» **What to do**:
Return the following entries exactly, word for word.

== Recorded data ==

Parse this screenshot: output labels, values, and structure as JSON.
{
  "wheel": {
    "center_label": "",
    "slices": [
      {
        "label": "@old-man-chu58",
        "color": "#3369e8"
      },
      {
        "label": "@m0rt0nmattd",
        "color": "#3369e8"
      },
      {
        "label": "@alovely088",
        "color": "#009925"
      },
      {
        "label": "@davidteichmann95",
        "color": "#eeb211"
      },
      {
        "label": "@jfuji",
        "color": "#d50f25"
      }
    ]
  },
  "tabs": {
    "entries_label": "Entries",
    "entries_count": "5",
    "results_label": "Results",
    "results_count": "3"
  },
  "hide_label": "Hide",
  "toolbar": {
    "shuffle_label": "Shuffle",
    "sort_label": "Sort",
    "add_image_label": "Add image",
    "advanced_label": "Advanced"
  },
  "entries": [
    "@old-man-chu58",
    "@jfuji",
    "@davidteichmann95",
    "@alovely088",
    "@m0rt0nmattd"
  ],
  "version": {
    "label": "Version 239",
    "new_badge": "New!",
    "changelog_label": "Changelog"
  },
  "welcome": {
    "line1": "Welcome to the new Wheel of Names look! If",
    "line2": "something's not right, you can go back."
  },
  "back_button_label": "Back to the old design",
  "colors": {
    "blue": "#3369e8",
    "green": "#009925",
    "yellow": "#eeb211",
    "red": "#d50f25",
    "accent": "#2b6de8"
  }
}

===

» **Solution to the exercise**:
Parse this screenshot: output labels, values, and structure as JSON.
{
  "wheel": {
    "center_label": "",
    "slices": [
      {
        "label": "@old-man-chu58",
        "color": "#3369e8"
      },
      {
        "label": "@m0rt0nmattd",
        "color": "#3369e8"
      },
      {
        "label": "@alovely088",
        "color": "#009925"
      },
      {
        "label": "@davidteichmann95",
        "color": "#eeb211"
      },
      {
        "label": "@jfuji",
        "color": "#d50f25"
      }
    ]
  },
  "tabs": {
    "entries_label": "Entries",
    "entries_count": "5",
    "results_label": "Results",
    "results_count": "3"
  },
  "hide_label": "Hide",
  "toolbar": {
    "shuffle_label": "Shuffle",
    "sort_label": "Sort",
    "add_image_label": "Add image",
    "advanced_label": "Advanced"
  },
  "entries": [
    "@old-man-chu58",
    "@jfuji",
    "@davidteichmann95",
    "@alovely088",
    "@m0rt0nmattd"
  ],
  "version": {
    "label": "Version 239",
    "new_badge": "New!",
    "changelog_label": "Changelog"
  },
  "welcome": {
    "line1": "Welcome to the new Wheel of Names look! If",
    "line2": "something's not right, you can go back."
  },
  "back_button_label": "Back to the old design",
  "colors": {
    "blue": "#3369e8",
    "green": "#009925",
    "yellow": "#eeb211",
    "red": "#d50f25",
    "accent": "#2b6de8"
  }
}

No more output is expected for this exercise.